About a month ago, I came across this video of a Muslim lecturer speaking on the Siege of Baghdad of 1258 at an event that seems to be called “Changing the World through Dawah” (link above). I encourage you to watch the video before reading my post.

Since then I have been thinking about and questioning the historical facts presented by the lecturer and his “between-the-lines” message. Unfortunately, I have not been able to find the original source, the full lecture, the lecturer’s background, nor the nature of the event (but I have a guess).  If you are so resourceful as to find them, I praise you, and please let me know.

The barbarism of Mongol soldiers depicted by the lecturer is no surprise to me. We, modern-day Mongolians, are taught about this barbarism from an early age. I suspect this is so, because the available historic texts were all written by Chinese scholars or Western merchants. So there is little room for bias to delude us from our historically barbaric nature. The Khan would send a messenger to a city offering the ruler to peacefully concede to Mongol rule or refuse and taste the wrath of Mongols. The Abbasid Caliph Al-Musta’sim refused to acquiesce to the demands Munkh Khan, ruler of the Mongol Empire at the time, and sent the messenger’s head back to the Mongols. Naturally, Munkh Khan ordered Khulegu Khan to subjugate the Abbasid Caliphate and its capital in Baghdad. One of Munkh Khan’s demand was of course for the Caliphate to pay an annual tribute to the Ilkhanate (resources were important then too). To siege a city because they refused to submit to your rule and pay an annual tribute is undoubtedly insane by current moral standards.
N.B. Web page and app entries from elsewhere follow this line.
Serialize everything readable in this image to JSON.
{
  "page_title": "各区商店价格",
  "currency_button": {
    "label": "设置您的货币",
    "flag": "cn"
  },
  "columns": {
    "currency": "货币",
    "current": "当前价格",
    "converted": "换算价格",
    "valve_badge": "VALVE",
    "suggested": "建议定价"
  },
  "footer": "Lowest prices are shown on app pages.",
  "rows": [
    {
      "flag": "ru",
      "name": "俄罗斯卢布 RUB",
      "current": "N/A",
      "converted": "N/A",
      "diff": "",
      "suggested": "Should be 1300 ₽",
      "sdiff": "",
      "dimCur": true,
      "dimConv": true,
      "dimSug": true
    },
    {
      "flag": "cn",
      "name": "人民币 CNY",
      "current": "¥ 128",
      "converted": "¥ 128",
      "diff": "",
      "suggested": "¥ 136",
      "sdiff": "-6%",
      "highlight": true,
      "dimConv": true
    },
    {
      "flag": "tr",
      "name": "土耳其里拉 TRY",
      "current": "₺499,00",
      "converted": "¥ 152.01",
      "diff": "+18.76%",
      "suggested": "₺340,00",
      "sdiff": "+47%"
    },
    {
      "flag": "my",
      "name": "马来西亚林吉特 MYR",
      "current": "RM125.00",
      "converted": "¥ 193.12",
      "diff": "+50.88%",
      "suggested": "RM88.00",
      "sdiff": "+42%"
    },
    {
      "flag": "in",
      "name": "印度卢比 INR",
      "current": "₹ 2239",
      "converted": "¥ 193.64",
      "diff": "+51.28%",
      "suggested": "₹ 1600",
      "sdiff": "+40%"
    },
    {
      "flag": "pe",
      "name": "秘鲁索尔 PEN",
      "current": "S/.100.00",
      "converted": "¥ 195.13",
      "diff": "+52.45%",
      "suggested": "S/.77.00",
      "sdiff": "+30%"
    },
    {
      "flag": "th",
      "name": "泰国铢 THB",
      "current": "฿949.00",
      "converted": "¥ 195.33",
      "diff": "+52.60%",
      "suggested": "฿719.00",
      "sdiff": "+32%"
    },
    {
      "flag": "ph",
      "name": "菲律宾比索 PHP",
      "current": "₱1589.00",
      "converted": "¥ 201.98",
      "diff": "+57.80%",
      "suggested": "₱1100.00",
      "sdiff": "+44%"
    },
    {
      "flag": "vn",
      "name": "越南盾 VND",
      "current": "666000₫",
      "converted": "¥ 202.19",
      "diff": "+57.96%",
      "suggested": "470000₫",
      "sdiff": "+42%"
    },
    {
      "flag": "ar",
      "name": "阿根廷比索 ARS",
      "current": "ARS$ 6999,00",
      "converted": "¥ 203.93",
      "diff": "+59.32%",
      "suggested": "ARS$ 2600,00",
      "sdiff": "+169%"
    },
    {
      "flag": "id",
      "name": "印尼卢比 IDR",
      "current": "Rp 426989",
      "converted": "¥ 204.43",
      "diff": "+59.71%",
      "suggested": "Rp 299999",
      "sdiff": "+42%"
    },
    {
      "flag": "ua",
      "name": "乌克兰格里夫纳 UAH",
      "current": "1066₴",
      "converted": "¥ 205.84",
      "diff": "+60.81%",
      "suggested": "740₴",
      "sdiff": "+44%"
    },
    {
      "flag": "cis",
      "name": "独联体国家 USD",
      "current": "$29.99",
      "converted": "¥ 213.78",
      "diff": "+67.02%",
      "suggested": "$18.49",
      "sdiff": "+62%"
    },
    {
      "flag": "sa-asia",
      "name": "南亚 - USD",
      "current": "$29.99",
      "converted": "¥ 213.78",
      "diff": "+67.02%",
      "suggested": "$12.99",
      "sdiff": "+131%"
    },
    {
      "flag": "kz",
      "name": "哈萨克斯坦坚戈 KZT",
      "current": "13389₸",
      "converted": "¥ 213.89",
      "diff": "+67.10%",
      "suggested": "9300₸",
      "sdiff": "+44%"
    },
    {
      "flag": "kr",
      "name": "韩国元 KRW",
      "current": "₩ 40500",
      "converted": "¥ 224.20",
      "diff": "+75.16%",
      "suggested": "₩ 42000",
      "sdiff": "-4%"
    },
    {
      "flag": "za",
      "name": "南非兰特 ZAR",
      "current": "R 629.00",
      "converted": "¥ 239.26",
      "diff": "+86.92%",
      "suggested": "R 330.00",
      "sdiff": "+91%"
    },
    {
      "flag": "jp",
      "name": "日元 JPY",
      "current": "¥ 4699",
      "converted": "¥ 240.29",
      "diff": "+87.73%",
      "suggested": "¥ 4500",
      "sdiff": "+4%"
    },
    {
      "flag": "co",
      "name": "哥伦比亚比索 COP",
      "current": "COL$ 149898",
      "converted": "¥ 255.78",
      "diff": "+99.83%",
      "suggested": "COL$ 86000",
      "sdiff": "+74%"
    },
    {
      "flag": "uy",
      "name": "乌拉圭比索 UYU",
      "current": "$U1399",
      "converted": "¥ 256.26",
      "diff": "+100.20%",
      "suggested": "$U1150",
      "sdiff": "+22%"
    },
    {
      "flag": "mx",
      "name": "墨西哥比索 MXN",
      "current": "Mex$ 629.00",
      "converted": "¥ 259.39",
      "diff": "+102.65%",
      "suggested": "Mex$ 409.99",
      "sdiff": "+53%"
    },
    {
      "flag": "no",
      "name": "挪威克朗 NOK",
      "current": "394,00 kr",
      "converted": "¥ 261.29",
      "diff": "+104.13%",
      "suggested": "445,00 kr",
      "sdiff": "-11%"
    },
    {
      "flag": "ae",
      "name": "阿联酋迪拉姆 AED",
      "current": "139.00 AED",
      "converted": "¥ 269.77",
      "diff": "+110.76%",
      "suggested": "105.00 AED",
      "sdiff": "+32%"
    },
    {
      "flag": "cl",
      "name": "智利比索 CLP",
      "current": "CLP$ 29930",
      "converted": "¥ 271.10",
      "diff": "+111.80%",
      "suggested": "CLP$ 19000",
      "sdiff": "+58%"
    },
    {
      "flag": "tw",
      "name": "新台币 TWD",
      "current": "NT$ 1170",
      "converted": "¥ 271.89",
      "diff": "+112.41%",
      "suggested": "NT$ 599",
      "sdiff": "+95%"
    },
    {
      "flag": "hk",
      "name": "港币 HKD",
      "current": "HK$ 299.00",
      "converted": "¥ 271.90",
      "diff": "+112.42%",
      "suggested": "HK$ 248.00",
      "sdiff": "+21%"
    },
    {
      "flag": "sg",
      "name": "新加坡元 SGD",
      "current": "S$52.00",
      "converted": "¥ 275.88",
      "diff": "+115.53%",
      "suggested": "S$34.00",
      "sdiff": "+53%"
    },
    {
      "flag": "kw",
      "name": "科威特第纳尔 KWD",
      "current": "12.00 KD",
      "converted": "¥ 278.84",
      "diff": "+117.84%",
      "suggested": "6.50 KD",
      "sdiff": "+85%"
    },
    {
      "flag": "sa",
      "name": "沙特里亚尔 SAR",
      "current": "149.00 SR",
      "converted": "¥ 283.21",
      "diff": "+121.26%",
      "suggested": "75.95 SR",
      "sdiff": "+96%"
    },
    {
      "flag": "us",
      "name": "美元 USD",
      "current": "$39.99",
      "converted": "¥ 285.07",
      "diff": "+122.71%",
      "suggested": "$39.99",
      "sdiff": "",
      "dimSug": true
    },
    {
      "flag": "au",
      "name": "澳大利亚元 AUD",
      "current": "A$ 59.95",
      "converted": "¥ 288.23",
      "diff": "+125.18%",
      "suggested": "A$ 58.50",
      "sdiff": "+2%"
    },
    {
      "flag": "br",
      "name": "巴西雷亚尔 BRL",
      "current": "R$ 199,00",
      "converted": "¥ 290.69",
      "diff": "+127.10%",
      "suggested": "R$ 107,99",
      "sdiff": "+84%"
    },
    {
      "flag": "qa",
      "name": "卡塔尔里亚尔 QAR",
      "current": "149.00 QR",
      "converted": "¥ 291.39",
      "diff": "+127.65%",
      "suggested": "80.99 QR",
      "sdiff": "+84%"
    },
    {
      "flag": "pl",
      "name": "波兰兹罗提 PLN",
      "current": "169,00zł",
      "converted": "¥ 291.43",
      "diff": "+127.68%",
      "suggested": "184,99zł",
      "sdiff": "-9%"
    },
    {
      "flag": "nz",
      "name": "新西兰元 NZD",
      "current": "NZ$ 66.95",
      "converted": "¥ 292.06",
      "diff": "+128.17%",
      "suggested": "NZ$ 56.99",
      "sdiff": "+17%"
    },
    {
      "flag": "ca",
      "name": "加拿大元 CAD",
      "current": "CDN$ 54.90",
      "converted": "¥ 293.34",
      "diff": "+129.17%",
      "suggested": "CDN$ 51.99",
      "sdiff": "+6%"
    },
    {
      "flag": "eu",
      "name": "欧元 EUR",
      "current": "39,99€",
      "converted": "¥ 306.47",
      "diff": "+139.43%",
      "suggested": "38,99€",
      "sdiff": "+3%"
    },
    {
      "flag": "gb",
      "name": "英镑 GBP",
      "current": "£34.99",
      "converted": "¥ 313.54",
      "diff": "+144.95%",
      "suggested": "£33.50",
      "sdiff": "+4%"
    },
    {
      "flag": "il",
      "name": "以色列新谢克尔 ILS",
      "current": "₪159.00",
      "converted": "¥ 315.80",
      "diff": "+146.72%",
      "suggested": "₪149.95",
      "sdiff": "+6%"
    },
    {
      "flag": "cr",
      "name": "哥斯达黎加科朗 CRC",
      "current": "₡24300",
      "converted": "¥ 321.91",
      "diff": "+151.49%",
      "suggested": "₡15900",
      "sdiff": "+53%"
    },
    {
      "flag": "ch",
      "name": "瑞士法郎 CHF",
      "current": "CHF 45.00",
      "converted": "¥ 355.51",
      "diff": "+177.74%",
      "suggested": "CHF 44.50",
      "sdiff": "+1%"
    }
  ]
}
Physical warfare and violence were more commonplace back then. So I do not dispute every Mongol soldier killed at least a dozen of the Caliphate soldiers and residents. (I did find it surprising 1) women and children were killed; in most other attacks, women and children who were shorter than an ox cart wheel were spared; and 2) a woman was part of the Mongol army. I will have to consult Google on these two points soon.) Perhaps we were particularly cruel in the Siege of Baghdad, because of the repeated resistance from the Abbasid Caliphate and their neighbours.

What I did find debatable is the lecturer’s intended message. When I first watched this lecture, it seemed evident he is saying the Mongol Empire targeted and was particularly cruel to the Abbasid Caliphate, because they were Muslims. I got this impression, because he highlights the word “Muslim” each time he says it. Reader, please let me know if this was not your first impression. I wanted to write this post to note the Mongols were equally barbaric in their attacks of China, Russia, Europe, and the Middle East. The Siege of Baghdad went to the violent extent that it did, because the Caliph refused to give in after several battles and continued to defy Khulegu Khan. Had another king, prince, or ruler put up such resistance in the face of the Ilkhanate, they too would have gotten a taste of our barbarism. One positive aspect of the Mongol Empire was that we welcomed all religions (so long as the people agreed to be subjected to Mongol rule). In fact, Khulegu Khan later converted to Islam and was buried in modern day Iran.

After a month of pondering, I wonder if the lecturer identifies as a Muslim so strongly as to not refer to the victims of our barbarism as the Abbasids or the Middle Easterners or any other non-religious identity. And not being religious, I do not understand identifying with a religion as strongly as this lecturer does. I’m not sure I ever want to.

Needless to say, it is saddening Mongols destroyed all Baghdadi libraries, including the House of Wisdom, and with them all scientific knowledge Muslims had gathered from across the world. It is disturbing this siege was a strong contributing factor in ending the Islamic Golden Age. It is disconcerting to see my ancestor listed alongside Nero and Hitler by Bertrand Russell.